Eligibility for SSI Benefits Based on Intellectual Disability in Pennsylvania
Pennsylvania residents with intellectual disabilities (previously known as “mental retardation”) may be eligible for SSI or SSDI. However, an intellectual disability doesn’t automatically qualify one for either type of federal benefit. In SSI cases, an administrative law judge will consider whether a claimant has certain limitations before awarding benefits.
A recent case illustrates certain aspects of a Social Security claim based on intellectual disability. In the case, a 52-year-old Pennsylvania plaintiff’s application for Supplemental Social Security Income based on his lack of intellectual functioning was denied.
The plaintiff’s history was mixed. He had gotten IQ scores of 76, 72, and 64 as a child and teenager and had to go to special education classes. In 2009, a psychiatrist noted he had marked limitations with respect to intellectual functioning. In 2010, he was diagnosed with mild mental retardation. Another psychologist noted he could meet basic mental demands in spite of his limitations.

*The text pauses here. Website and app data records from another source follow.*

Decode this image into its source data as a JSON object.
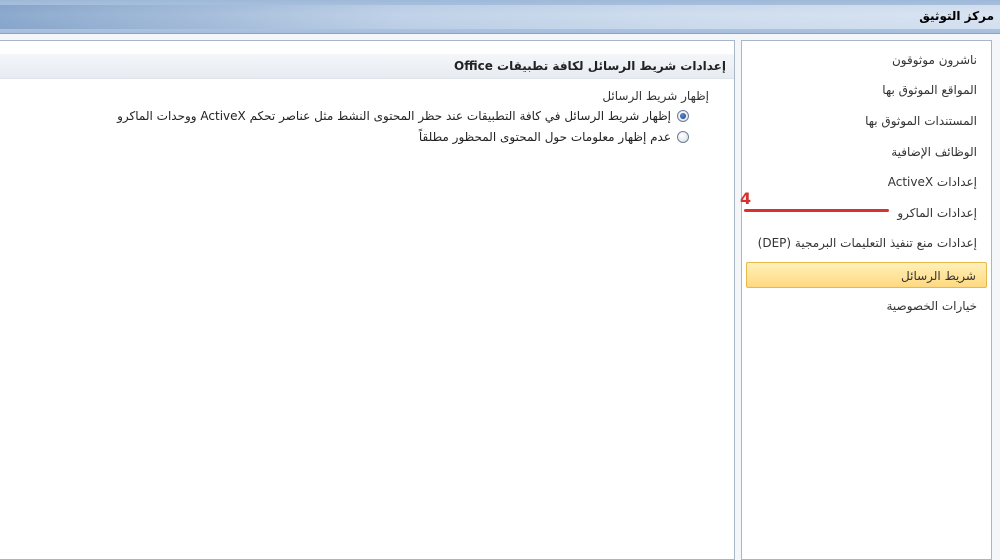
{
  "window": {
    "title": "مركز التوثيق"
  },
  "nav": {
    "items": [
      {
        "label": "ناشرون موثوقون"
      },
      {
        "label": "المواقع الموثوق بها"
      },
      {
        "label": "المستندات الموثوق بها"
      },
      {
        "label": "الوظائف الإضافية"
      },
      {
        "label": "إعدادات ActiveX"
      },
      {
        "label": "إعدادات الماكرو"
      },
      {
        "label": "إعدادات منع تنفيذ التعليمات البرمجية (DEP)"
      },
      {
        "label": "شريط الرسائل"
      },
      {
        "label": "خيارات الخصوصية"
      }
    ],
    "selected_index": 7
  },
  "main": {
    "section_title": "إعدادات شريط الرسائل لكافة تطبيقات Office",
    "group_label": "إظهار شريط الرسائل",
    "options": [
      {
        "label": "إظهار شريط الرسائل في كافة التطبيقات عند حظر المحتوى النشط مثل عناصر تحكم ActiveX ووحدات الماكرو",
        "checked": true
      },
      {
        "label": "عدم إظهار معلومات حول المحتوى المحظور مطلقاً",
        "checked": false
      }
    ]
  },
  "annotation": {
    "number": "4",
    "color": "#d63232"
  },
  "colors": {
    "selected_item_bg": "#ffd980",
    "panel_border": "#a9b6c6"
  }
}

Despite these limitations, the man had worked as an assembly worker, landscaper, and in retail maintenance and management, among other things. He had also gotten a GED, served in the army, had a driver’s license and had no problems with personal care or handling his finances.
After his SSI application was denied, the man requested a review by the Appeals Council, but no review was granted. Accordingly, he filed for a review by a Pennsylvania district court. He argued that the administrative law judge (ALJ) erred in assessing the plaintiff’s intellectual functioning by failing to consider the requirements of the Agency’s disability listing (12.05(c)) for intellectual impairments.
12.05 defines mental retardation or intellectual impairment as “subaverage general intellectual functioning” and “deficits in adaptive functioning” that appear before age 22. A claimant who claims an intellectual impairment must also show severe problems with one of four criteria. When there are multiple IQ scores, as in this case, the lowest score should be considered and must fall between 60-70. An ALJ can reject a test score, if there is substantial evidence in the record that the score is invalid.
In this case, the ALJ and their SSI disability lawyers, found that the plaintiff had severe depression and anxiety in addition to intellectual limitations. However, he had a limited analysis of the plaintiff’s intellectual functioning, stating that the plaintiff’s IQ scores taken when he was young were inconsistent with mild mental retardation. He also noted that there was no evidence to support limitations in the man’s daily activities.
The district court explained that, arguably, the plaintiff met Listing 12.05. The court explained that the ALJ didn’t offer a sufficient explanation about whether the IQ score was in the right range for 12.05. The ALJ did not, for example, find the score of 64 invalid or inconsistent with the rest of the record.
The district court noted that the plaintiff had been enrolled in special education classes before the age of 22 and that he had other severe impairments. It also explained that the plaintiff’s driver’s license, work history and ability to do basic activities were not inconsistent with mild mental retardation. The Social Security Administration’s counsel had speculated the ALJ was relying on the plaintiff’s normal thought process, speech and behavior, but since the ALJ had not specified any of that, the ALJ’s decision was insufficient. The district court remanded the case for the ALJ to assess the plaintiff’s intellectual functioning and Listing 12.05.
If you are seriously disabled and unable to work, you may be entitled to Social Security benefits. Our experienced Pennsylvania Social Security Disability lawyers can evaluate your case. If appropriate, we can file a workers’ compensation claim as well as a civil lawsuit to get you the compensation you deserve. Contact the attorneys at Needle Law Firm at 570-344-1266 or via our online form for a free consultation.